* _Exercise aim_
The records below are to be restated word for word; their pictures are not.

* _Exercise inputs_
==*==

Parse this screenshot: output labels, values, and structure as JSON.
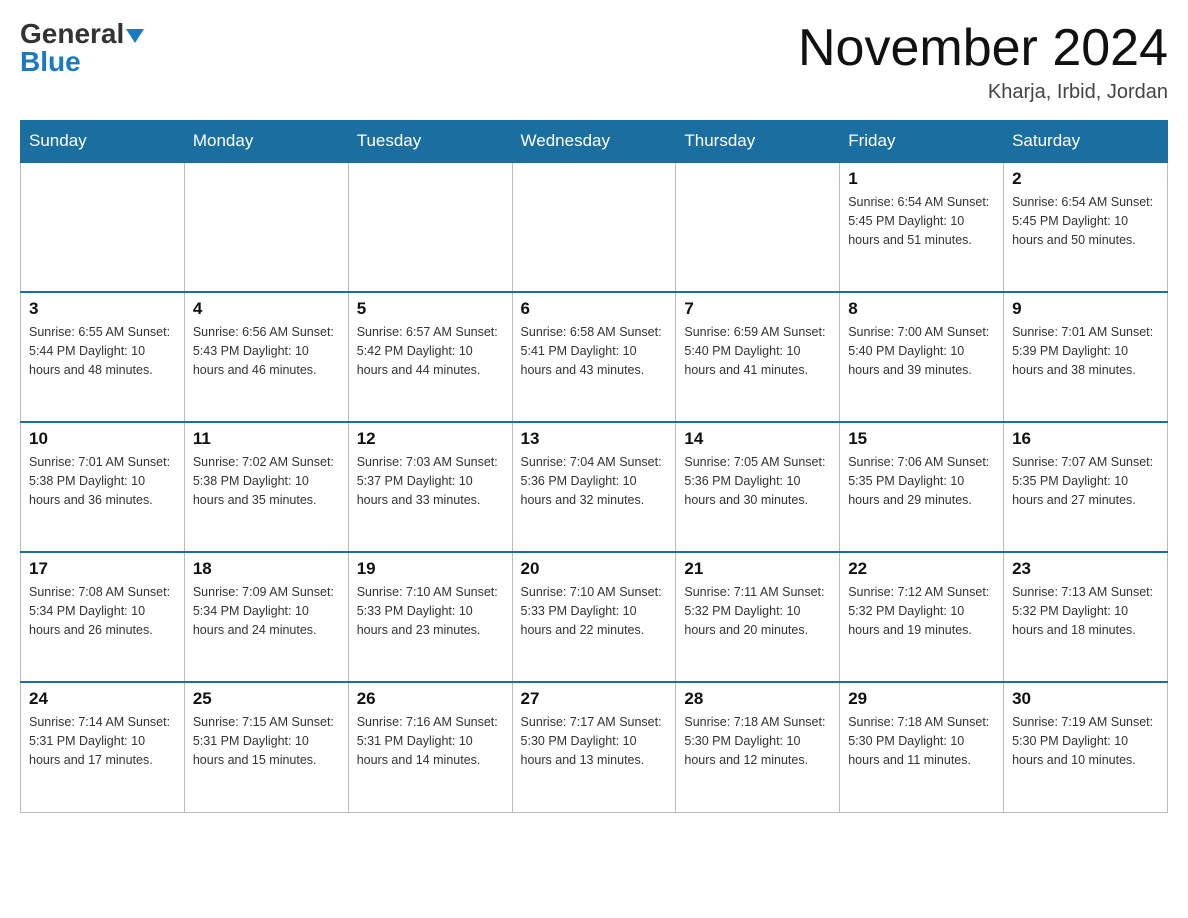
{
  "header": {
    "title": "November 2024",
    "location": "Kharja, Irbid, Jordan",
    "logo_general": "General",
    "logo_blue": "Blue"
  },
  "days_of_week": [
    "Sunday",
    "Monday",
    "Tuesday",
    "Wednesday",
    "Thursday",
    "Friday",
    "Saturday"
  ],
  "weeks": [
    [
      {
        "day": "",
        "info": ""
      },
      {
        "day": "",
        "info": ""
      },
      {
        "day": "",
        "info": ""
      },
      {
        "day": "",
        "info": ""
      },
      {
        "day": "",
        "info": ""
      },
      {
        "day": "1",
        "info": "Sunrise: 6:54 AM\nSunset: 5:45 PM\nDaylight: 10 hours\nand 51 minutes."
      },
      {
        "day": "2",
        "info": "Sunrise: 6:54 AM\nSunset: 5:45 PM\nDaylight: 10 hours\nand 50 minutes."
      }
    ],
    [
      {
        "day": "3",
        "info": "Sunrise: 6:55 AM\nSunset: 5:44 PM\nDaylight: 10 hours\nand 48 minutes."
      },
      {
        "day": "4",
        "info": "Sunrise: 6:56 AM\nSunset: 5:43 PM\nDaylight: 10 hours\nand 46 minutes."
      },
      {
        "day": "5",
        "info": "Sunrise: 6:57 AM\nSunset: 5:42 PM\nDaylight: 10 hours\nand 44 minutes."
      },
      {
        "day": "6",
        "info": "Sunrise: 6:58 AM\nSunset: 5:41 PM\nDaylight: 10 hours\nand 43 minutes."
      },
      {
        "day": "7",
        "info": "Sunrise: 6:59 AM\nSunset: 5:40 PM\nDaylight: 10 hours\nand 41 minutes."
      },
      {
        "day": "8",
        "info": "Sunrise: 7:00 AM\nSunset: 5:40 PM\nDaylight: 10 hours\nand 39 minutes."
      },
      {
        "day": "9",
        "info": "Sunrise: 7:01 AM\nSunset: 5:39 PM\nDaylight: 10 hours\nand 38 minutes."
      }
    ],
    [
      {
        "day": "10",
        "info": "Sunrise: 7:01 AM\nSunset: 5:38 PM\nDaylight: 10 hours\nand 36 minutes."
      },
      {
        "day": "11",
        "info": "Sunrise: 7:02 AM\nSunset: 5:38 PM\nDaylight: 10 hours\nand 35 minutes."
      },
      {
        "day": "12",
        "info": "Sunrise: 7:03 AM\nSunset: 5:37 PM\nDaylight: 10 hours\nand 33 minutes."
      },
      {
        "day": "13",
        "info": "Sunrise: 7:04 AM\nSunset: 5:36 PM\nDaylight: 10 hours\nand 32 minutes."
      },
      {
        "day": "14",
        "info": "Sunrise: 7:05 AM\nSunset: 5:36 PM\nDaylight: 10 hours\nand 30 minutes."
      },
      {
        "day": "15",
        "info": "Sunrise: 7:06 AM\nSunset: 5:35 PM\nDaylight: 10 hours\nand 29 minutes."
      },
      {
        "day": "16",
        "info": "Sunrise: 7:07 AM\nSunset: 5:35 PM\nDaylight: 10 hours\nand 27 minutes."
      }
    ],
    [
      {
        "day": "17",
        "info": "Sunrise: 7:08 AM\nSunset: 5:34 PM\nDaylight: 10 hours\nand 26 minutes."
      },
      {
        "day": "18",
        "info": "Sunrise: 7:09 AM\nSunset: 5:34 PM\nDaylight: 10 hours\nand 24 minutes."
      },
      {
        "day": "19",
        "info": "Sunrise: 7:10 AM\nSunset: 5:33 PM\nDaylight: 10 hours\nand 23 minutes."
      },
      {
        "day": "20",
        "info": "Sunrise: 7:10 AM\nSunset: 5:33 PM\nDaylight: 10 hours\nand 22 minutes."
      },
      {
        "day": "21",
        "info": "Sunrise: 7:11 AM\nSunset: 5:32 PM\nDaylight: 10 hours\nand 20 minutes."
      },
      {
        "day": "22",
        "info": "Sunrise: 7:12 AM\nSunset: 5:32 PM\nDaylight: 10 hours\nand 19 minutes."
      },
      {
        "day": "23",
        "info": "Sunrise: 7:13 AM\nSunset: 5:32 PM\nDaylight: 10 hours\nand 18 minutes."
      }
    ],
    [
      {
        "day": "24",
        "info": "Sunrise: 7:14 AM\nSunset: 5:31 PM\nDaylight: 10 hours\nand 17 minutes."
      },
      {
        "day": "25",
        "info": "Sunrise: 7:15 AM\nSunset: 5:31 PM\nDaylight: 10 hours\nand 15 minutes."
      },
      {
        "day": "26",
        "info": "Sunrise: 7:16 AM\nSunset: 5:31 PM\nDaylight: 10 hours\nand 14 minutes."
      },
      {
        "day": "27",
        "info": "Sunrise: 7:17 AM\nSunset: 5:30 PM\nDaylight: 10 hours\nand 13 minutes."
      },
      {
        "day": "28",
        "info": "Sunrise: 7:18 AM\nSunset: 5:30 PM\nDaylight: 10 hours\nand 12 minutes."
      },
      {
        "day": "29",
        "info": "Sunrise: 7:18 AM\nSunset: 5:30 PM\nDaylight: 10 hours\nand 11 minutes."
      },
      {
        "day": "30",
        "info": "Sunrise: 7:19 AM\nSunset: 5:30 PM\nDaylight: 10 hours\nand 10 minutes."
      }
    ]
  ]
}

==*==

* _Exercise result_
Parse this screenshot: output labels, values, and structure as JSON.
{
  "header": {
    "title": "November 2024",
    "location": "Kharja, Irbid, Jordan",
    "logo_general": "General",
    "logo_blue": "Blue"
  },
  "days_of_week": [
    "Sunday",
    "Monday",
    "Tuesday",
    "Wednesday",
    "Thursday",
    "Friday",
    "Saturday"
  ],
  "weeks": [
    [
      {
        "day": "",
        "info": ""
      },
      {
        "day": "",
        "info": ""
      },
      {
        "day": "",
        "info": ""
      },
      {
        "day": "",
        "info": ""
      },
      {
        "day": "",
        "info": ""
      },
      {
        "day": "1",
        "info": "Sunrise: 6:54 AM\nSunset: 5:45 PM\nDaylight: 10 hours\nand 51 minutes."
      },
      {
        "day": "2",
        "info": "Sunrise: 6:54 AM\nSunset: 5:45 PM\nDaylight: 10 hours\nand 50 minutes."
      }
    ],
    [
      {
        "day": "3",
        "info": "Sunrise: 6:55 AM\nSunset: 5:44 PM\nDaylight: 10 hours\nand 48 minutes."
      },
      {
        "day": "4",
        "info": "Sunrise: 6:56 AM\nSunset: 5:43 PM\nDaylight: 10 hours\nand 46 minutes."
      },
      {
        "day": "5",
        "info": "Sunrise: 6:57 AM\nSunset: 5:42 PM\nDaylight: 10 hours\nand 44 minutes."
      },
      {
        "day": "6",
        "info": "Sunrise: 6:58 AM\nSunset: 5:41 PM\nDaylight: 10 hours\nand 43 minutes."
      },
      {
        "day": "7",
        "info": "Sunrise: 6:59 AM\nSunset: 5:40 PM\nDaylight: 10 hours\nand 41 minutes."
      },
      {
        "day": "8",
        "info": "Sunrise: 7:00 AM\nSunset: 5:40 PM\nDaylight: 10 hours\nand 39 minutes."
      },
      {
        "day": "9",
        "info": "Sunrise: 7:01 AM\nSunset: 5:39 PM\nDaylight: 10 hours\nand 38 minutes."
      }
    ],
    [
      {
        "day": "10",
        "info": "Sunrise: 7:01 AM\nSunset: 5:38 PM\nDaylight: 10 hours\nand 36 minutes."
      },
      {
        "day": "11",
        "info": "Sunrise: 7:02 AM\nSunset: 5:38 PM\nDaylight: 10 hours\nand 35 minutes."
      },
      {
        "day": "12",
        "info": "Sunrise: 7:03 AM\nSunset: 5:37 PM\nDaylight: 10 hours\nand 33 minutes."
      },
      {
        "day": "13",
        "info": "Sunrise: 7:04 AM\nSunset: 5:36 PM\nDaylight: 10 hours\nand 32 minutes."
      },
      {
        "day": "14",
        "info": "Sunrise: 7:05 AM\nSunset: 5:36 PM\nDaylight: 10 hours\nand 30 minutes."
      },
      {
        "day": "15",
        "info": "Sunrise: 7:06 AM\nSunset: 5:35 PM\nDaylight: 10 hours\nand 29 minutes."
      },
      {
        "day": "16",
        "info": "Sunrise: 7:07 AM\nSunset: 5:35 PM\nDaylight: 10 hours\nand 27 minutes."
      }
    ],
    [
      {
        "day": "17",
        "info": "Sunrise: 7:08 AM\nSunset: 5:34 PM\nDaylight: 10 hours\nand 26 minutes."
      },
      {
        "day": "18",
        "info": "Sunrise: 7:09 AM\nSunset: 5:34 PM\nDaylight: 10 hours\nand 24 minutes."
      },
      {
        "day": "19",
        "info": "Sunrise: 7:10 AM\nSunset: 5:33 PM\nDaylight: 10 hours\nand 23 minutes."
      },
      {
        "day": "20",
        "info": "Sunrise: 7:10 AM\nSunset: 5:33 PM\nDaylight: 10 hours\nand 22 minutes."
      },
      {
        "day": "21",
        "info": "Sunrise: 7:11 AM\nSunset: 5:32 PM\nDaylight: 10 hours\nand 20 minutes."
      },
      {
        "day": "22",
        "info": "Sunrise: 7:12 AM\nSunset: 5:32 PM\nDaylight: 10 hours\nand 19 minutes."
      },
      {
        "day": "23",
        "info": "Sunrise: 7:13 AM\nSunset: 5:32 PM\nDaylight: 10 hours\nand 18 minutes."
      }
    ],
    [
      {
        "day": "24",
        "info": "Sunrise: 7:14 AM\nSunset: 5:31 PM\nDaylight: 10 hours\nand 17 minutes."
      },
      {
        "day": "25",
        "info": "Sunrise: 7:15 AM\nSunset: 5:31 PM\nDaylight: 10 hours\nand 15 minutes."
      },
      {
        "day": "26",
        "info": "Sunrise: 7:16 AM\nSunset: 5:31 PM\nDaylight: 10 hours\nand 14 minutes."
      },
      {
        "day": "27",
        "info": "Sunrise: 7:17 AM\nSunset: 5:30 PM\nDaylight: 10 hours\nand 13 minutes."
      },
      {
        "day": "28",
        "info": "Sunrise: 7:18 AM\nSunset: 5:30 PM\nDaylight: 10 hours\nand 12 minutes."
      },
      {
        "day": "29",
        "info": "Sunrise: 7:18 AM\nSunset: 5:30 PM\nDaylight: 10 hours\nand 11 minutes."
      },
      {
        "day": "30",
        "info": "Sunrise: 7:19 AM\nSunset: 5:30 PM\nDaylight: 10 hours\nand 10 minutes."
      }
    ]
  ]
}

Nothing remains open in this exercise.